Saved data entries
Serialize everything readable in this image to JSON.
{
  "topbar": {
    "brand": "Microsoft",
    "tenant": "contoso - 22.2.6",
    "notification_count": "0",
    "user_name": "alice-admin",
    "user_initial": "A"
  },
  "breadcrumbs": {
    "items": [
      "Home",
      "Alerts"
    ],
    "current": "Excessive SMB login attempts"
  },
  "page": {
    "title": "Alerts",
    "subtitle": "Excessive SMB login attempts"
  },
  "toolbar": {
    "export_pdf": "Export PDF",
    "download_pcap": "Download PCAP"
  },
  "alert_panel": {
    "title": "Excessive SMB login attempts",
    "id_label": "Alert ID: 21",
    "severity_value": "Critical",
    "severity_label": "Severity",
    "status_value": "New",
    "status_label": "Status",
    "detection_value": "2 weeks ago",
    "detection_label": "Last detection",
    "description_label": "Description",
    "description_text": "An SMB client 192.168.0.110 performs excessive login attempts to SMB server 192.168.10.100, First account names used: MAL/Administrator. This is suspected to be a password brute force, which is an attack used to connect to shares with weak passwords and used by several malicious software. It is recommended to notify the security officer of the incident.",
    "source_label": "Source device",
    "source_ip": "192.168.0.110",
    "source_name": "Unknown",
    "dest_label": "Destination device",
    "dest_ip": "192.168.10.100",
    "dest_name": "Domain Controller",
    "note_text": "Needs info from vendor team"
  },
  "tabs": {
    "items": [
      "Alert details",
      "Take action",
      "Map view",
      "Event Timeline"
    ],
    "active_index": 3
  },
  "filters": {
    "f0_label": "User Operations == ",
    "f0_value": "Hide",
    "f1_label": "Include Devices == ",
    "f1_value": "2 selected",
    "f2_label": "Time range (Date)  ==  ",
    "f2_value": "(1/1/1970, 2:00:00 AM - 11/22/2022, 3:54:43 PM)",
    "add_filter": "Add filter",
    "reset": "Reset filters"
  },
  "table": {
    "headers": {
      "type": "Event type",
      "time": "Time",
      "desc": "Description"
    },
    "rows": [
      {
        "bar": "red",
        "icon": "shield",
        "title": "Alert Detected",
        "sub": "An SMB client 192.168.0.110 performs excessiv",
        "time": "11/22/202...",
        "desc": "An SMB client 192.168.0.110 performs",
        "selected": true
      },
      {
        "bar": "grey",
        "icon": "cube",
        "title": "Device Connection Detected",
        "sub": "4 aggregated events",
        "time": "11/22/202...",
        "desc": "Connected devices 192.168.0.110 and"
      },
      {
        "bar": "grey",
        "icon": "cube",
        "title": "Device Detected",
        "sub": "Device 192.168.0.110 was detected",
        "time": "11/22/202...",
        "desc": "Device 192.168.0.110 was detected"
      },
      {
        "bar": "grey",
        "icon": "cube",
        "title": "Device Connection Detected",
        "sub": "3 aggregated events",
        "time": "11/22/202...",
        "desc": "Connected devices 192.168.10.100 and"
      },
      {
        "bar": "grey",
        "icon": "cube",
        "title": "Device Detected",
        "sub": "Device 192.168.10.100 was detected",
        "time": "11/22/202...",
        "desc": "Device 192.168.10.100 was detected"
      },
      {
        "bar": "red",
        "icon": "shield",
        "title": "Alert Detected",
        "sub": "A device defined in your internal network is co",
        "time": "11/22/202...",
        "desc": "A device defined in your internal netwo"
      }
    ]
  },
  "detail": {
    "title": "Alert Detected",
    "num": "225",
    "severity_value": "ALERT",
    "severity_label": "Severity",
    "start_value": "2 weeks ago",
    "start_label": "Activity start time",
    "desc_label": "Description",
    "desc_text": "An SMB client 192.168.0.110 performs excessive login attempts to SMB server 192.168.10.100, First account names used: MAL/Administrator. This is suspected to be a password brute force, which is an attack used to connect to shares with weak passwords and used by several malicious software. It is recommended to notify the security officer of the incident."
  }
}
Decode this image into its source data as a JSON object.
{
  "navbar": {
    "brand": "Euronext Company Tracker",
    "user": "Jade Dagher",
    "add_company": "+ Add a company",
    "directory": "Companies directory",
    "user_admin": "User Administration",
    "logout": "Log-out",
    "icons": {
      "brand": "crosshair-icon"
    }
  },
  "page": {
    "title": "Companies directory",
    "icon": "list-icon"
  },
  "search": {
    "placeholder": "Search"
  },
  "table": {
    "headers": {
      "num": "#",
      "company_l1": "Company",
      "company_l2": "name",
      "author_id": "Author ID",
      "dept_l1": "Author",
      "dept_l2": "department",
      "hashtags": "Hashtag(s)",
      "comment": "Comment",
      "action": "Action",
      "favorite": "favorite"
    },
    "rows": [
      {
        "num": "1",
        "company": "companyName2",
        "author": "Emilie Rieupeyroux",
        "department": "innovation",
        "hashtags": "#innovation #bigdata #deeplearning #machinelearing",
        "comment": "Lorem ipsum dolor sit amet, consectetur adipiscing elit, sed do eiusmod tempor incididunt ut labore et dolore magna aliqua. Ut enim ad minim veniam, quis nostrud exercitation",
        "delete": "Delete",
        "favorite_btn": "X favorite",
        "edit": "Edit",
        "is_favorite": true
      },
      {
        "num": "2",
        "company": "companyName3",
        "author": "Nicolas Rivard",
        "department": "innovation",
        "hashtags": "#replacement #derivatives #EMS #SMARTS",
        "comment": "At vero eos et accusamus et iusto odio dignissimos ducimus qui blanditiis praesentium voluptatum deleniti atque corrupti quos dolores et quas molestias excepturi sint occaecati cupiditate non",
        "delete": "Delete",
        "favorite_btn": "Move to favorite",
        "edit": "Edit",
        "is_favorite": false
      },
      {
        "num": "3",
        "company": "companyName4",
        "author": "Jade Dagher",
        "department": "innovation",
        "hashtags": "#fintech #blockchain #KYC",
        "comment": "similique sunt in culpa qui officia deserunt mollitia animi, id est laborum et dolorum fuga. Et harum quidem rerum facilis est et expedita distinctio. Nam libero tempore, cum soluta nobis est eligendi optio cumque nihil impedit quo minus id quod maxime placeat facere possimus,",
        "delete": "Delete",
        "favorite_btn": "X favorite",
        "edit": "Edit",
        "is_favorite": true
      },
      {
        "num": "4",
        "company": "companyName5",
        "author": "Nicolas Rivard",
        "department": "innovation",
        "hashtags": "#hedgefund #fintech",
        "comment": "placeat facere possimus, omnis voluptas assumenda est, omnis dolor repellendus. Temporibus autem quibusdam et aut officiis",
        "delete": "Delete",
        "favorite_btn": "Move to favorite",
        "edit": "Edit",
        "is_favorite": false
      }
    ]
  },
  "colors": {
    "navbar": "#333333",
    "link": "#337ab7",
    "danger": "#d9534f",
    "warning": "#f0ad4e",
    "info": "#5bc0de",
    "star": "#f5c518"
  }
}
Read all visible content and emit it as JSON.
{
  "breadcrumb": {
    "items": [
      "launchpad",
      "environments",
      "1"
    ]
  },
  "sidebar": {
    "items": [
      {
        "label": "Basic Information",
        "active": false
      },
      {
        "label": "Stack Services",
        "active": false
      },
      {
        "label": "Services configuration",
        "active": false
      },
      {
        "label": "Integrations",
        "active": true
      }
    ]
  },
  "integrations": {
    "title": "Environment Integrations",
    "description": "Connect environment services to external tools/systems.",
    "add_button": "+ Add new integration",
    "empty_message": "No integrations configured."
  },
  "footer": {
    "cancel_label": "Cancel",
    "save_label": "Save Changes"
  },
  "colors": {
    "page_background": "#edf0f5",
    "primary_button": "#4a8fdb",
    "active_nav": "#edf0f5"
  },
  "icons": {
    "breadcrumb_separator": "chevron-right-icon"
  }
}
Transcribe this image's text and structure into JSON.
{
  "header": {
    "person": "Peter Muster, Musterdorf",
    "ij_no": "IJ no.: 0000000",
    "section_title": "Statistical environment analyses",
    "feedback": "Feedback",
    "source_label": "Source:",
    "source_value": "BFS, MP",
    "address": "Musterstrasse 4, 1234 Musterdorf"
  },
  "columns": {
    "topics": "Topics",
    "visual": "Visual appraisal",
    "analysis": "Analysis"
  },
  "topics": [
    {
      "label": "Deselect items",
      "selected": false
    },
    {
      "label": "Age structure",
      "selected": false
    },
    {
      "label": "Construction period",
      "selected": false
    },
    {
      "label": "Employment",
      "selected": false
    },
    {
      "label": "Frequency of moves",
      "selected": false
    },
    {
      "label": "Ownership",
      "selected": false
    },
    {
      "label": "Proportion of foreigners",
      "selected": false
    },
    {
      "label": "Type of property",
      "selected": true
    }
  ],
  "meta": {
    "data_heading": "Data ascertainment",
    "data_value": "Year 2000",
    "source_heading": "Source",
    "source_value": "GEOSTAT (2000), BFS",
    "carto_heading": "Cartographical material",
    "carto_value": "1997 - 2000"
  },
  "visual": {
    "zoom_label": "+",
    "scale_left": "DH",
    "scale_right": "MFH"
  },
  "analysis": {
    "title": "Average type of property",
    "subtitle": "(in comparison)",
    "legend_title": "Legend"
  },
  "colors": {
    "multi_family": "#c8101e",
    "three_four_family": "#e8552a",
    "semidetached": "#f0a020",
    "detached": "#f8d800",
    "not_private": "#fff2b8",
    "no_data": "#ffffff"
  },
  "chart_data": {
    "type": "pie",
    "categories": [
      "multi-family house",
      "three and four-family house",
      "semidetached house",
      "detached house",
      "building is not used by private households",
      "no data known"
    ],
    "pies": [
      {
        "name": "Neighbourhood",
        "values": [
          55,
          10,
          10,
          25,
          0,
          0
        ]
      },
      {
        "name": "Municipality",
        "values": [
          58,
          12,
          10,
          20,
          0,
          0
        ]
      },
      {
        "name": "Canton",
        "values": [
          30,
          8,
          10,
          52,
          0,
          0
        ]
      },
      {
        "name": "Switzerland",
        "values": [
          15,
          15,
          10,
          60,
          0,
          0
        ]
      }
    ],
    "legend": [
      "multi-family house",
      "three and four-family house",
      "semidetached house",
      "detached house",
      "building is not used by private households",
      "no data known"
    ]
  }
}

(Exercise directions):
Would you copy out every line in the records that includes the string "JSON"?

(Task answer):
Serialize everything readable in this image to JSON.
Decode this image into its source data as a JSON object.
Read all visible content and emit it as JSON.
Transcribe this image's text and structure into JSON.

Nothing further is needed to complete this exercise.